Why should the Communion be predisposed to endless debate and keeping the questions alive?

Dr Bryden Black is a clergy from the diocese of Christchurch, New Zealand

Many thanks indeed Canon Wong for your considered “editorial comments”, notably their mixture of hope and realism.  My response might be a little long, but it tries to recognise that how we have reached our present plight is complex.

While the final Reflections document is said to offer a generalised, accumulation-of-all-voices “snapshot” (John Howe) of what has percolated up from the bishops’ Indaba Groups during 20 hours of face to face engagement, for all the world outside how will it not be business-as-usual in the weeks and months ahead?  How will the ‘Good Ship Anglicana’ not strike that iceberg?  In other words, what might be the long term legacy of this, Rowan Williams’ Lambeth?

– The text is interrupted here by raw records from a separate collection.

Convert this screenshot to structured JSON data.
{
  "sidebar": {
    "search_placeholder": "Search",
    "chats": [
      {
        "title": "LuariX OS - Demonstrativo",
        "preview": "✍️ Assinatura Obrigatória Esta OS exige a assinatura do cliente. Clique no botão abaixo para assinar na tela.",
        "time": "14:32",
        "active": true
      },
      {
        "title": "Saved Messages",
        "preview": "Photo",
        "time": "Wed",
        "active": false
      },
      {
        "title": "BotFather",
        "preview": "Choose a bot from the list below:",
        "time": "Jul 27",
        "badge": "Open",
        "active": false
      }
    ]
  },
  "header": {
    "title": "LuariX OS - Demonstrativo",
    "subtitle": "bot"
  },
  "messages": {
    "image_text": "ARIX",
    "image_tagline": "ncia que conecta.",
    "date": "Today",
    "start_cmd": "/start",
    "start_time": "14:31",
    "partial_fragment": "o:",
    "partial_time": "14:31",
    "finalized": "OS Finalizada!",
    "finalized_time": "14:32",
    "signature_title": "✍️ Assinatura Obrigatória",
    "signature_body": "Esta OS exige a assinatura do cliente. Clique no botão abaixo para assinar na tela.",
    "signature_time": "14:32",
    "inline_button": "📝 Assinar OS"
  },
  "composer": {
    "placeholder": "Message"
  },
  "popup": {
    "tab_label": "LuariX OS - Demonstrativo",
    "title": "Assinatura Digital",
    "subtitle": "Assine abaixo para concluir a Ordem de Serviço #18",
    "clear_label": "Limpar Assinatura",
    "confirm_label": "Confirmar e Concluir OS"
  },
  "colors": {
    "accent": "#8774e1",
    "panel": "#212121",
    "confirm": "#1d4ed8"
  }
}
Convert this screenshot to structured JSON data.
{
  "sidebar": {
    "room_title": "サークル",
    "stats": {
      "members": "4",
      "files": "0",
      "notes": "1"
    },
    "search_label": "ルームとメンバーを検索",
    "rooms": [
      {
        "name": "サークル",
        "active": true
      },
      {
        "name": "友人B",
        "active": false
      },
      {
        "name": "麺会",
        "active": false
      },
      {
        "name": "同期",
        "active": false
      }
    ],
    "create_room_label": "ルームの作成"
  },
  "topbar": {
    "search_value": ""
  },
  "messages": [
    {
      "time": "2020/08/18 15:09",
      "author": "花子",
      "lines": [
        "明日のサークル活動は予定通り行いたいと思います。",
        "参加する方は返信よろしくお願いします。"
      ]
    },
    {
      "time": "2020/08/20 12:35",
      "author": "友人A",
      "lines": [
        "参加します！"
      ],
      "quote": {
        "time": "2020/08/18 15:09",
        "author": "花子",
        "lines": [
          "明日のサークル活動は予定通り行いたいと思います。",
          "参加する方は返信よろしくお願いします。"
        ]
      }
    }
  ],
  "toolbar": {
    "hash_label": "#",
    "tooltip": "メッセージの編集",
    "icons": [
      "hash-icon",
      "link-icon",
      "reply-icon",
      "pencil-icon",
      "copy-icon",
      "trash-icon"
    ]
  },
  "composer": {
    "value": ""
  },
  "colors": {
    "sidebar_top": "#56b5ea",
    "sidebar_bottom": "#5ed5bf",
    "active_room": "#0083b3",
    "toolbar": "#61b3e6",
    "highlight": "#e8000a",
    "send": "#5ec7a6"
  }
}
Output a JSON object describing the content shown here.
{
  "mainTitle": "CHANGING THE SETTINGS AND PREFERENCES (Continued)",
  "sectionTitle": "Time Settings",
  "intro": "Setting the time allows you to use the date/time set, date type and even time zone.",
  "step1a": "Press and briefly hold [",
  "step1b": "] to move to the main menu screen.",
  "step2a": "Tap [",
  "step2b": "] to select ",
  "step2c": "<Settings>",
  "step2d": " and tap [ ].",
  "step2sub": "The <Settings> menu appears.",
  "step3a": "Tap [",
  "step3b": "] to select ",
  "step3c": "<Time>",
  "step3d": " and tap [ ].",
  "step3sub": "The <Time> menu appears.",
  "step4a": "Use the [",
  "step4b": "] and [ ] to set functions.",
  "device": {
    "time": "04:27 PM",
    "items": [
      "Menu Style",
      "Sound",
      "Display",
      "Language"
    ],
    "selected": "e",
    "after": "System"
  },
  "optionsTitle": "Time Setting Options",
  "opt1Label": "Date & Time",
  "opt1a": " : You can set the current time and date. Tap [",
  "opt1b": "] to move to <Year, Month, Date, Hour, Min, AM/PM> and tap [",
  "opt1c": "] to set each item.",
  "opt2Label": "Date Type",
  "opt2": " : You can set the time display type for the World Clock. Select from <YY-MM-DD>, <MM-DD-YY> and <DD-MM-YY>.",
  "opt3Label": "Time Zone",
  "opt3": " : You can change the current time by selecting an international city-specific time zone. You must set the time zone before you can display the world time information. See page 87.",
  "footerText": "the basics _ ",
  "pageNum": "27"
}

Robert Jenson, in his admirable review (Pro Ecclesia XI/3 2002, pp.367-9) of the Archbishop of Canterbury’s collection of essays, On Christian Theology (2000), asked this: “Is it really the chief proper use of dogma and other theology ‘to keep the essential questions alive’ (p.92)?” He continues by pointing out that “God is indeed a mystery, but between honour for the biblical God’s specific mystery and the kind of endless semi-Socratic dialectic Williams often seems to commend, there is, I would have thought, some considerable difference.”

Now; Williams’ seminal work on Arius (Arius: Heresy and Tradition, DLT, 1987/Eerdmans, 2nd ed. 2002) itself both upholds “the biblical God’s specific mystery” and also dares, necessarily in the light of God’s own “exegesis” (John 1:18), and after extensive subtle qualifications, to foreclose on certain key options for understanding deity derived from the classical culture of the day, despite their traditional legitimacy.  So; there is not only space for some clear differences after all, in the light of God’s specific revelation and its ecclesial interpretation, but the need for upholding such distinctive claims in a Church that would be “one holy catholic and apostolic”.  Followers of Arius and his ilk are clearly seen to be on the ‘outer’ by these means.

If the Church has felt it necessary to anathematise certain G/gospels derived from non Nicene understandings of deity, then mutatis mutandis why should the Anglican Communion be predisposed to endless debate - “keeping the questions alive” - regarding the significance of human being created in the image of the Triune God?  For surely, when it comes to “essential questions”, an aspect of God’s mercy and kindness is that we humans have neither been kept in the dark nor “as orphans” (Jn 14), but God has come among us with sufficient “perspicuity”.  True; to “the crowds” much remains in parable and riddles (Mark 4, Matt 13).  Yet for those who have been gathered around Jesus, a community of acknowledged insight and faithful interpretation has grown and developed.  Surely therefore the onus of proof is ever on those who seek to legitimise new beliefs and practices contrary to these traditions of learned discernment.

My concluding comment to both the Archbishop of Canterbury and other bishops at Lambeth is this.  “Holding paradoxes in appropriate tension” - which is the call from Lambeth 2008 - may be a useful process in certain domains.  Our understanding of the behaviour of light in contemporary physics is one such.  But to ask Athanasius or the Cappadocians of the 4th C, and now the Anglican Communion of the 21st C, to stay in formal fellowship with those whose beliefs and practices are “essentially” contradictory and not merely complementary (as are the two contemporary models regarding light) is itself anathema - as many a Church Council canon has affirmed.  At root, the traditional logic that undergirded the idea of comprehensiveness is no longer the contemporary logic that is driving the call for inclusivity, in all manner of spheres.  It is therefore a “catastrophic failure of leadership” (Nelson Mandela), I submit, to permit, let alone to foster, the continuation of such an incoherent form of Communion as is now the result of Lambeth 2008.

This comment is not born of frustration or fear.  Nor does it try to preempt what may or may not happen at the next ACC meeting in May 2009 re the proposed Covenant, nor the extended probable scenarios beforehand via the Primates or thereafter via all the provinces.  On the contrary, it has grown itself from a fellowship that is quintessentially Anglican, a process of broad conversation and engagement, pastoral and intellectual, local and international, with the living and the dead, over 25 years, coram Deo.  It comes, as with Archbishop Orombi, out of “love [of] the Lord Jesus Christ, and ... love [of] the Anglican Communion”.  Such love comes too with a final concern: “For if they do this when the wood is green, what will happen when it is dry?” (Luke 23:31).